  • The Image of the Child. Children are strong, intelligent and capable from birth. Teachers are deeply aware of the children's potential and construct their work and the environment of the children's experience to respond appropriately. Children's rights are recognized, as well as their needs.

 

  • Relationships as the Foundations of the System. Education focuses on each child, not considered in isolation but in relationship to with the family, other children, the teachers, the environment of the school, the community and wider society.

 

  • Three Subjects of Education: Children, Parents and Teachers. In order for children to learn, their well-being has to be guaranteed. Such well-being is connected with the well-being of parents and teachers.

 

  • The Role of Parents. Parents are considered to be an essential component to the program. They are a competent and active part of the children's learning environment.

 

  • The Physical Environment. Schools pay special attention to the design and aesthetics of the space. The life of the school and the work of the children are made visible and legible through documentation displayed on the walls.

 

  • Professional Development. Teachers serve as researchers and collaborators in the learning environment.
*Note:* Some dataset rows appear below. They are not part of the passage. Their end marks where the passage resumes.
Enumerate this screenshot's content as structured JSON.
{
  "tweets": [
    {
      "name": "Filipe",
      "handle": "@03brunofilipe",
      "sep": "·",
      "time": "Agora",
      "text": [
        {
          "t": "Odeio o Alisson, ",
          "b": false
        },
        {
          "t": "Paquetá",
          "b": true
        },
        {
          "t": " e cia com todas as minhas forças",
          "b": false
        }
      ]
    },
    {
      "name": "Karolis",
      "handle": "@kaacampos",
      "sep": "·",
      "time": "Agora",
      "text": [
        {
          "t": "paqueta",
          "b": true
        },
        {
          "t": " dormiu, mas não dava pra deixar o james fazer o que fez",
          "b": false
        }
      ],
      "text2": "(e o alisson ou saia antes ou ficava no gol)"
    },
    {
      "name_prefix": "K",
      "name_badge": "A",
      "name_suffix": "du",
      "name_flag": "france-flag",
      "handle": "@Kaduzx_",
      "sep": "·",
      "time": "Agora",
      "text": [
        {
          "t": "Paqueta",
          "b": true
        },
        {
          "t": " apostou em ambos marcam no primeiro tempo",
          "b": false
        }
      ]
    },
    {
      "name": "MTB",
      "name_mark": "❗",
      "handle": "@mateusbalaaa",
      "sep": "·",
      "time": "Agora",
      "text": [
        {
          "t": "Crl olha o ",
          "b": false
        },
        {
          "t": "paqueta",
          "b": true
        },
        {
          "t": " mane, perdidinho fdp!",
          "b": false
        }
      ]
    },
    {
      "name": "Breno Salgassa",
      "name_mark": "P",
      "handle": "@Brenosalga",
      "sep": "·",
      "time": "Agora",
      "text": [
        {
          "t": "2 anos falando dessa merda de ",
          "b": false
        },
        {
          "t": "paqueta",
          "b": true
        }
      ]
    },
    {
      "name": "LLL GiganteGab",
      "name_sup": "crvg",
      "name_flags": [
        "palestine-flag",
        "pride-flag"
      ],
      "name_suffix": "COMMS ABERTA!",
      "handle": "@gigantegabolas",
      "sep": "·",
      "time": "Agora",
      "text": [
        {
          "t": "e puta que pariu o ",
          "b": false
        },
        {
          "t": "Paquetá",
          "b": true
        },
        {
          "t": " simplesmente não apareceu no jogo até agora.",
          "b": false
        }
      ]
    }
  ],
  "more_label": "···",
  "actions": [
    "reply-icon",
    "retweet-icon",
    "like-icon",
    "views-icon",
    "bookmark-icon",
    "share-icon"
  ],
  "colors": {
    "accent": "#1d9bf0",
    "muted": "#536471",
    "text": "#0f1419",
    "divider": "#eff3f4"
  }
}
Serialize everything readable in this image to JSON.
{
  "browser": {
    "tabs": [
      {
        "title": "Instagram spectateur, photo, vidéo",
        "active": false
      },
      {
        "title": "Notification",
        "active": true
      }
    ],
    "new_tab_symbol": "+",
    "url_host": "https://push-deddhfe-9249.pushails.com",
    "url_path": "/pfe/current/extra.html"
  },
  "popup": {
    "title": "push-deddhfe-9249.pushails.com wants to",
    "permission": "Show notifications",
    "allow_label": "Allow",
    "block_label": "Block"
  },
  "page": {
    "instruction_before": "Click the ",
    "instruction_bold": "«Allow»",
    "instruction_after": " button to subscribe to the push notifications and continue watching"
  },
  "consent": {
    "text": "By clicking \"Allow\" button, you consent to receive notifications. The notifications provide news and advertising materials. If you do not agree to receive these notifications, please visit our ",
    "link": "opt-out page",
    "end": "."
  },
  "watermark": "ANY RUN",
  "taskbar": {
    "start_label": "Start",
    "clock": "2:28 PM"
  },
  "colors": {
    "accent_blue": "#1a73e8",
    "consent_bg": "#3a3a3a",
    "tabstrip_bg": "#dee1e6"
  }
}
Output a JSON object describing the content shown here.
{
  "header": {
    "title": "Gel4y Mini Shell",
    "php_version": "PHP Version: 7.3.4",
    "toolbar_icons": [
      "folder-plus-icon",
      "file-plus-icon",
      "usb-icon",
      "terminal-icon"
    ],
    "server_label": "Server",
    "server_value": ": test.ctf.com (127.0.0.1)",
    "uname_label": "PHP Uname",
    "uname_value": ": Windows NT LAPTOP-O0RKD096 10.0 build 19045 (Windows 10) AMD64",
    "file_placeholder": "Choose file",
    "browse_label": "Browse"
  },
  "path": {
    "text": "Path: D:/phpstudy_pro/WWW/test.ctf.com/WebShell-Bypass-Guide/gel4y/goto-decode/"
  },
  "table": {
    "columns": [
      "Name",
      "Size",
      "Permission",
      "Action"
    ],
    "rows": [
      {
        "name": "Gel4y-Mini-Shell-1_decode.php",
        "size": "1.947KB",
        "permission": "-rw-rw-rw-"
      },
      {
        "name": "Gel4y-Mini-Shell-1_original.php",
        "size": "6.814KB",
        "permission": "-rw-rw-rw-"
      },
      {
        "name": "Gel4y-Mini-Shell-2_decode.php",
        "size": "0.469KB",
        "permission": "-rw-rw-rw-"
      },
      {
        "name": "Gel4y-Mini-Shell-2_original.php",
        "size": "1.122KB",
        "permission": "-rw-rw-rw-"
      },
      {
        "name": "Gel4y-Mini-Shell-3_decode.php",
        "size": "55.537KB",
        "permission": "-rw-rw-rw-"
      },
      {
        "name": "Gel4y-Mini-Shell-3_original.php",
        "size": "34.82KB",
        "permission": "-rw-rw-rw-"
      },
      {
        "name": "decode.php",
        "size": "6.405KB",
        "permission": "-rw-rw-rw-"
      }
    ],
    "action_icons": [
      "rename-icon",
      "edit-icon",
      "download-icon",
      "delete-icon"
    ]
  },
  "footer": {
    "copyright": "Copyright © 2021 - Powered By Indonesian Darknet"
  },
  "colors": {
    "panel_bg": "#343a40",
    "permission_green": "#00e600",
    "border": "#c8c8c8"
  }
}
They meet often to discuss their observations and interpretations of children's work.

 

  • Pedagogy. A curriculum based on the expressed interests of the children shows value for their capabilities. Along with adult's insights, the diverse materials within the environment support emergent literacy and numeracy.